Throughout the course of Amir's childhood, he made choices based on jealousy, fear, and guilt, and thus allowed his life to come immersed in regret and shame until he finally allowed himself redemption. This is presented in the text through Amir discovering the process of redemption by facing the truth of being jealous of the relationship that his father has with Hassan, and by taking action to try and get rid of his guilt. Lastly through Amir realizing he needs to forgive himself in order to lose the guilt he has, and not just dwell on his past mistakes. The only way complete forgiveness can occur is when one forgives oneself. Feuerpfeil 2 As the title in the novel suggests, kite running is both a childhood tradition and symbol of Afghan society, the game symbolizes that to have dominance, one has to hurt people.
He explores the ideas of guilt and atonement through Amir, the novel protagonist and to a lesser extent through Baba, his father, and a wealthy Afghan man. Rahim Khan, a friend of Baba, explains the positive value of the guilt that has haunted Amir for years by showing him that it can lead to true redemption. In the novel, by exploring the ideas of guilt and atonement through Amir, Hosseini is able to show the debilitating effects on his life. Amir is so haunted and traumatised by his past that he fears that he and Soraya are unable to conceive a child as he is being punished for his childhood sins. Even though Amir believes this, he finds it hard to confess his sins to Rahim Khan and his secret can be compared to Soraya’s openness.
To Amir’s surprise, Hassan says he did. “My heart sank and I almost blurted out the truth.” Amir realizes Hassan saw him in the ally getting rapped, and he also realized that Amir was setting him up now. Baba forgives Hassan, but Ali says they must leave. The act of being saved from this sin is huge because Amir thinks if he doesn’t see them anymore

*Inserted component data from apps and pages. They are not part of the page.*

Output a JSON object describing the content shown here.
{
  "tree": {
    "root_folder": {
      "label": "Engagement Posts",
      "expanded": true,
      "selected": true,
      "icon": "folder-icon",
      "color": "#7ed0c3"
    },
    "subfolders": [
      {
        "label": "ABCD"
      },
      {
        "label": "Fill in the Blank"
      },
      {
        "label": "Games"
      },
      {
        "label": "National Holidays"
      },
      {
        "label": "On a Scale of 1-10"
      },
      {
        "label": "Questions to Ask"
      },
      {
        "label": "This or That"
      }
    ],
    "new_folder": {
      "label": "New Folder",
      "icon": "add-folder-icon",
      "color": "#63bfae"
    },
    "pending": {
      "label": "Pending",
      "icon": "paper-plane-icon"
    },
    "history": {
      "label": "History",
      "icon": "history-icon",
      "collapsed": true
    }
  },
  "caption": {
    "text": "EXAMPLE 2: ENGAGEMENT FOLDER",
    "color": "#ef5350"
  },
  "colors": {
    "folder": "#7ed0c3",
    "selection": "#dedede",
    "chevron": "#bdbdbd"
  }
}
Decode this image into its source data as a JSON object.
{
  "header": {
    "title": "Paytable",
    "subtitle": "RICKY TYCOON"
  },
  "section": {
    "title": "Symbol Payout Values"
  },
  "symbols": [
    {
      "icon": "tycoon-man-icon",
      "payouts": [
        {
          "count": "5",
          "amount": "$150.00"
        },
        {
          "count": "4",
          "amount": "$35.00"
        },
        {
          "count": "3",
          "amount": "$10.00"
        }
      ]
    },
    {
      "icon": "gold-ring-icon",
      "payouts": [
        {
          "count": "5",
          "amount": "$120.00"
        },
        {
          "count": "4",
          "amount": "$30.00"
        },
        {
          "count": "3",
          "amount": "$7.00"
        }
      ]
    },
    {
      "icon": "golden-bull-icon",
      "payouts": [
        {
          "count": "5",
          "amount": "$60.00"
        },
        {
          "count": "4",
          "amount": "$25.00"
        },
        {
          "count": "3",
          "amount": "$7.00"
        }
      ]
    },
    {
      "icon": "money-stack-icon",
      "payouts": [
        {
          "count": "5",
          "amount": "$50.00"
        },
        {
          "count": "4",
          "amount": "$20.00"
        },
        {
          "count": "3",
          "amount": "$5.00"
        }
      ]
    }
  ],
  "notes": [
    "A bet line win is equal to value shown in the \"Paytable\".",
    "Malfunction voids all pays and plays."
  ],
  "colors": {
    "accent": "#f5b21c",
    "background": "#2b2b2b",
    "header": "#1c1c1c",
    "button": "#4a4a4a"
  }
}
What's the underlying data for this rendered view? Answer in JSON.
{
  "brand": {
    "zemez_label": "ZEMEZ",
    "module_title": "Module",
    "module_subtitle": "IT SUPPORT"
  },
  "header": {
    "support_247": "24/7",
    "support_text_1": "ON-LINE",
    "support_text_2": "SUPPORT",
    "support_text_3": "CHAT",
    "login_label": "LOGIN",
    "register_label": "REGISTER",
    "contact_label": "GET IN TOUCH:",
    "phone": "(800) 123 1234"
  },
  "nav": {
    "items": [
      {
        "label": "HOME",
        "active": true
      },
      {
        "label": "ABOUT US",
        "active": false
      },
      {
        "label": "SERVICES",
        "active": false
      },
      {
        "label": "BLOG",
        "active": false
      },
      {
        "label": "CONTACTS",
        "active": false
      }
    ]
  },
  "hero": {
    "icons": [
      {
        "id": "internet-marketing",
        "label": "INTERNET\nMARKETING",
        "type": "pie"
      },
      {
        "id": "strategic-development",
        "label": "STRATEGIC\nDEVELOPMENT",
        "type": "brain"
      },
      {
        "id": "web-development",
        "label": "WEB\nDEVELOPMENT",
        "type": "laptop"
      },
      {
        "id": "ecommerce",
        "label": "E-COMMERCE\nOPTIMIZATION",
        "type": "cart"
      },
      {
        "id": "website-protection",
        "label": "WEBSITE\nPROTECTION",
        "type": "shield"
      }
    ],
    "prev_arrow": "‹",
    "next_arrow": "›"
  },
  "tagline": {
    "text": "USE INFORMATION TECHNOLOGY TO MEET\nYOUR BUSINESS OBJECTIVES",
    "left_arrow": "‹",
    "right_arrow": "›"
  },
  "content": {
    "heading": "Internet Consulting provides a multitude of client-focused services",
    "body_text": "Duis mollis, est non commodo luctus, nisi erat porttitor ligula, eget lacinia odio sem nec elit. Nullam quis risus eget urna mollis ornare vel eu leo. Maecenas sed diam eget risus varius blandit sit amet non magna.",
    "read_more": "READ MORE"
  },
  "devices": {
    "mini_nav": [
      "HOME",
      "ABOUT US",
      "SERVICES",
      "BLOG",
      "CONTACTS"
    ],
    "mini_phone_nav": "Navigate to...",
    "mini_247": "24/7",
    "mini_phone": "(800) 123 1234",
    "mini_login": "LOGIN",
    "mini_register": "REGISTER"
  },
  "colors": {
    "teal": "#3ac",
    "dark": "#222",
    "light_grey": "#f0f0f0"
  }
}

Andy had heard his attackers shout: “That’s for you, Royal!” and then the sound of footsteps hurrying into the rain. His attackers had not known whether or not Andy was a good or bad person, all they knew was that he was a Royal. Andy doesn’t realise that the decision he made to join the Royals, was a mistake that would cost him his life. Andy had felt so proud of being a part of the Royals and he had felt that ‘there had been meaning to the title’. As he lay on the sidewalk bleeding, he collected his thoughts and the reader is able to follow him in his thoughts, and how he slowly realises that the gang was useless to him and that he just wanted to be himself, an individual.
However, at the very least, his actions can be easily explained by the suppressive 1950’s environment that he had lived in for so long, his “brush with death” on the airplane which made him driven to enjoy life, as well as his family’s own self-absorbed nature that left him feeling isolated. The story is based in the stereotypical American 1950’s suburban environment and, according to Nicholas Hun Brown of the Toronto Star, is one of the first stories to illustrate the “alienating and conformity”-based culture in suburbs (Brown para.24). Francis Weed himself subconsciously finds the suburbs repressive to his personality. The first sign of how repressed he feels is when he recognizes the maid at the party. Despite its significance as a once-in-a-million meeting, he feels as though he cannot say anything, since; “The people in Farquarson’s Living room seem united in their tactic claim that there had been no past, no war—That there was no danger or trouble in the world.” (pg 76) This incident may have triggered Francis unconscious resistance against the narrow and irrelevant suburban society.